Fresh from approving the members of his government and presidential offices, President Vladimir Putin is ready to venture out on his first foreign trip, a tour that will see him visit three European capitals and trigger lots of speculation.
Starting on May 31, Putin will head to Belarus, followed by a working visit to Germany on June 1 at the invitation of Chancellor Angela Merkel, the Kremlin press service reported on Friday.
Wrapping up his whirlwind tour, the Russian leader will head to France at the invitation of new French President Francois Hollande.
Meanwhile, political pundits are trying to decipher the significance of the visits, and what they may mean for the future trajectory of Russia’s foreign policy.
Putin’s visit to Belarus, his first foreign trip abroad as president, sends an unmistakable message of solidarity with Minsk, which has been on the receiving end of Western criticism of late.
In March, the EU strongly condemned the execution of two Belarusian men following their conviction for organizing last April’s deadly attack on the Minsk metro, which left 15 dead and over 200 injured. The bombing came at a time of deep economic problems and protests against Belarus President Alexander Lukashenko, who has been in power since 1994.
This week, Lukashenko made it clear he would not be rattled by western pressure, saying he expects to see more “concrete steps from the West” in an effort to restore good relations between Minsk and Brussels.
“The ball is on their side,” the Belarus leader said. “Therefore I am not going to wait again for old musical instruments to play old sheet music.”
Putin will then head to Germany, which seems an obvious choice given Russia’s better-than-average relationship with Berlin. During Putin’s first term as president, he enjoyed a good relationship with former Chancellor Gerhard Schroeder, who is now the Chairman of the Board of Nord Stream AG, a project initially launched by Putin and Schroeder.
Meanwhile, the European Union, largely through Germany’s financial support, is struggling to keep embattled Greece from exiting the eurozone. The situation opens the door to any number of possible subjects for Merkel and Putin to discuss: from building stronger economic and political ties, to considering an emergency plan should things take a real turn for the worse in the EU. After all, Russia’s financial situation is squeaky clean, while oil revenues and an improved business climate are a natural magnet for investment.
Finally, Putin’s visit to France, which just threw its support behind Socialist leader Francois Hollande.
Vladimir Putin’s last visit to France, which occurred in 2010 while he was still Prime Minister, saw Russia seal a deal on the purchase of French-made Minstral warships.

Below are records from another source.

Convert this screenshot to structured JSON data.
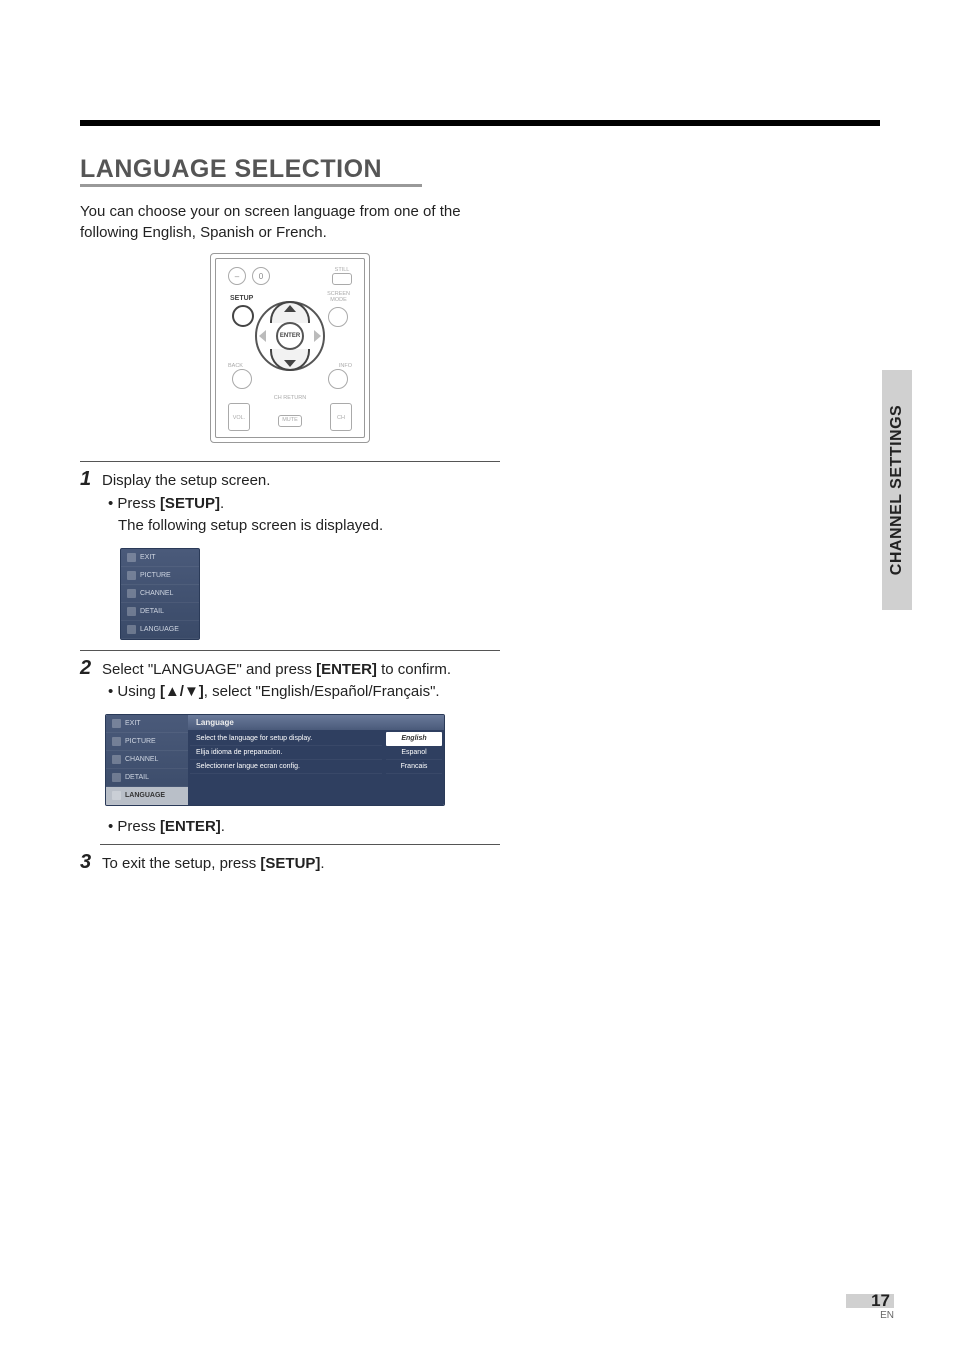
{
  "section_title": "LANGUAGE SELECTION",
  "intro_text": "You can choose your on screen language from one of the following English, Spanish or French.",
  "remote": {
    "still": "STILL",
    "setup": "SETUP",
    "screen_mode": "SCREEN\nMODE",
    "enter": "ENTER",
    "back": "BACK",
    "info": "INFO",
    "ch_return": "CH RETURN",
    "vol": "VOL.",
    "mute": "MUTE",
    "ch": "CH",
    "zero": "0",
    "dash": "–"
  },
  "step1": {
    "num": "1",
    "text": "Display the setup screen.",
    "bullet": "• Press [SETUP].",
    "bullet_after": "The following setup screen is displayed."
  },
  "menu_items": [
    "EXIT",
    "PICTURE",
    "CHANNEL",
    "DETAIL",
    "LANGUAGE"
  ],
  "step2": {
    "num": "2",
    "text": "Select \"LANGUAGE\" and press [ENTER] to confirm.",
    "bullet": "• Using [▲/▼], select \"English/Español/Français\"."
  },
  "wide_menu": {
    "header": "Language",
    "desc": [
      "Select the language for setup display.",
      "Elija idioma de preparacion.",
      "Selectionner langue ecran config."
    ],
    "options": [
      "English",
      "Espanol",
      "Francais"
    ]
  },
  "press_enter": "• Press [ENTER].",
  "step3": {
    "num": "3",
    "text": "To exit the setup, press [SETUP]."
  },
  "side_tab": "CHANNEL SETTINGS",
  "page_number": "17",
  "page_lang": "EN"
}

However, with a Socialist leader now at the helm, the French street expects concrete steps to relieve the domestic situation. Once again, with Russia willing to open its checkbook as it undergoes a large internal modernization of its old Soviet infrastructure, France cannot afford to alienate its big ally to the East.
It is also worth mentioning that during NATO’s Chicago Summit, Hollande announced his “pragmatic” decision to pull out the 3,400 French troops in Afghanistan by the end of 2012. This decision goes against NATO’s planned, unified pullout by the end of 2014. At the same time, Hollande also placed strict conditions on France’s participation in the US missile defense shield, which includes cost and contracts for French contractors.
In conclusion, Putin’s upcoming European tour, while serving as an opportunity to start the ball rolling on the foreign front, will also be a chance to stimulate the global markets and get the global economy onto the right track.